Only this, Gamow, Alpher, and Herman reasoned, could allow nucleosynthesis to “cook” hydrogen and helium into iron. One immediate consequence of such a hot big bang model, they pointed out, is that radiation from the primeval fireball—now known as cosmic microwave background radiation—should still permeate the universe, albeit at very attenuated wavelengths. Alpher calculated a temperature to this background radiation of about five degrees Kelvin.
But again, as with Friedmann and Lemaître before them, Gamow, Alpher, and Herman’s paper, published in 1948, was ignored. Perhaps their failure to enjoin their peers to look for the cosmic background radiation had something to do with it. If things had turned out differently, Gamow may not have left cosmology to study genetics in the 1950s, after being inspired by the discovery of DNA. Maybe Alpher and Herman wouldn’t have left academia to move into industry—General Electric and General Motors, respectively.
History shows how the route to scientific recognition was littered with others’ bad luck.
It wasn’t until 1965 that theorists and experimenters finally hit pay dirt. Robert H. Dicke and P.J.E. Peebles at Princeton University, unaware of Gamow’s work with his pupils, figured out the details of a background radiation based on expansion from a fireball state of the early universe. Like Alpher and Herman, Dicke and Peebles predicted a background noise would measure between three and five degrees Kelvin.
They built a radio detector to measure it themselves but, as luck would have it, found that someone else had come across the background noise first. Two physicists working for Bell Labs, Arno Penzias and Robert Wilson, had been preparing a radiometer in New Jersey and stumbled on the signal before they did. Penzias and Wilson thought the “noise” they were detecting was just some earth-based interference muddying their real target: radio signals from the deep space between distant stars.

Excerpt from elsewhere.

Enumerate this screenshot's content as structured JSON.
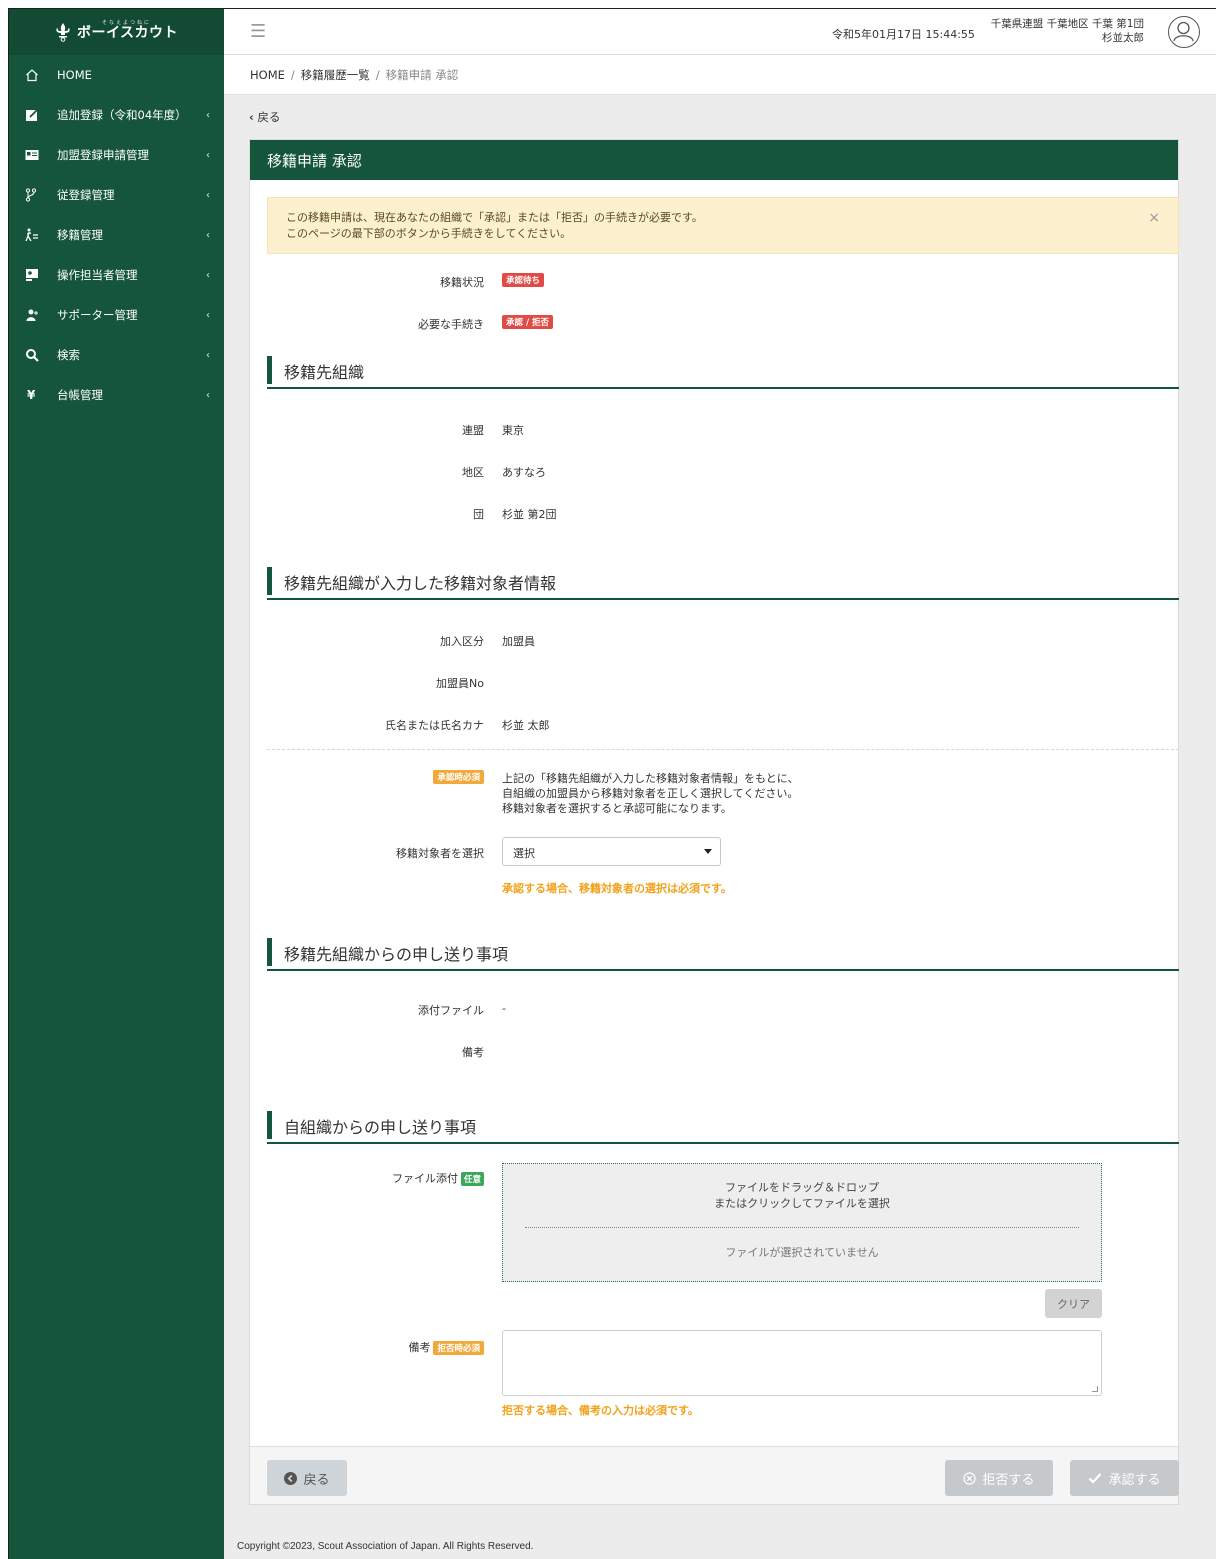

When they reported on this “noise”—which measured just above three degrees Kelvin—Dicke and Peeples immediately recognized its significance and got in touch with them. The two groups published their research separately. The discovery of what turned out to be the cosmic microwave background radiation was seen to be the strongest evidence for the Big Bang, an echo, in terms of radiation, of the explosion of the early universe.
The landmark finding would win one of these duos the Nobel Prize—can you guess which one? In 1978, the award in physics for that year went to…Penzias and Wilson, not Dicke and Peeples, nor any of the earlier theorists whose hard work laid the foundations for the discovery. Dicke and Peeples felt left out. But Alpher and Hermann were particularly bitter; they felt leaving academia for industry had been counted unfairly against them. Lemaître and Gamow were both long dead.
We can only speculate how different the theory’s progress might have been, had, for example, Alexander Friedmann not died in 1925 before reaching the age of 40. Would he and his then pupil George Gamow have joined forces with Lemaître in the 1930s and developed a hot big bang model much sooner? Would they have predicted the cosmic microwave background radiation years before?
What does appear certain is that, even when the grandest theories of science are beset with unpredictable obstacles, sooner or later someone new comes along to carry forward the torch. It’s just too bad that, so often, it’s those who carry it across the finish line that seem to get all the credit. But history shows how the route to Penzias and Wilson’s recognition was littered with others’ bad luck.
John Farrell is the author of The Day Without Yesterday: Lemaiître, Einstein and the Birth of Modern Cosmology.
WATCH: The Princeton physicist Paul J. Steinhardt on what the Higgs Boson has to do with cosmology.
The lead image is courtesy of CERN via Ars Electronica/Flickr.